To address this issue, Dr. Bhat led a clinical study to see whether access to living donation could improve women's chances of receiving a transplant. The study included 1,289 adult patients on the waiting list for a liver transplant at UHN in Toronto and living donations were received from the Living Donor Liver Program led by Drs. Mark Cattral and Dr. Nazia Selzner.
When patients had access to deceased donors, the chances of receiving a transplant were higher in men than in woman. However, when patients had access to a living donor, the chances of receiving an organ were equal between men and women.
"Our findings suggest that expanding access to living donor liver transplantation across transplant programs could help overcome the multifaceted problems of access to organs from deceased donors," clarifies Dr. Bhat.
"While access to living donation benefits both men and women, this approach has the potential to particularly help women, who are at a disadvantage for deceased donor organs on the waiting list," comments Dr. Bhat. "What we show here is that, by performing living donor liver transplants, our program is able to alleviate sex disparity on the waiting list.
"Our work also highlights the need to refine current clinical tests such as MELD to ensure that the process of organ allocation is truly unbiased."

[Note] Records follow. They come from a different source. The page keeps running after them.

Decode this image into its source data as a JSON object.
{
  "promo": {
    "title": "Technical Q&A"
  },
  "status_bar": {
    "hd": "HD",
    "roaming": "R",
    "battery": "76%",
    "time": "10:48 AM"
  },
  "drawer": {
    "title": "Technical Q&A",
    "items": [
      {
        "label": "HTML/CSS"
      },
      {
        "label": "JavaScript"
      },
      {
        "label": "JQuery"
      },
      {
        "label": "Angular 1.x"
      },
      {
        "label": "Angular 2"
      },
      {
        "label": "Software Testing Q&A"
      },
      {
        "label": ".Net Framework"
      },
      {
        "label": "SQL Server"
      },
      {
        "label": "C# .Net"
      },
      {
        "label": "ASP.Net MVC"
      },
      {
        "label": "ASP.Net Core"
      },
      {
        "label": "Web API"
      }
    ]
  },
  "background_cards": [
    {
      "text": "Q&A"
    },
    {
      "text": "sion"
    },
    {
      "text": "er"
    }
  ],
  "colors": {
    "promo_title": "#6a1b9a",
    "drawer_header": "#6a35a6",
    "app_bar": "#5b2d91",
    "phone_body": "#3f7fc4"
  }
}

Dr. Bhat's research has been supported by the Canadian Liver Foundation, American Society of Transplantation, Canadian Donation and Transplant Research Program, and UHN Foundation.
Read more about the study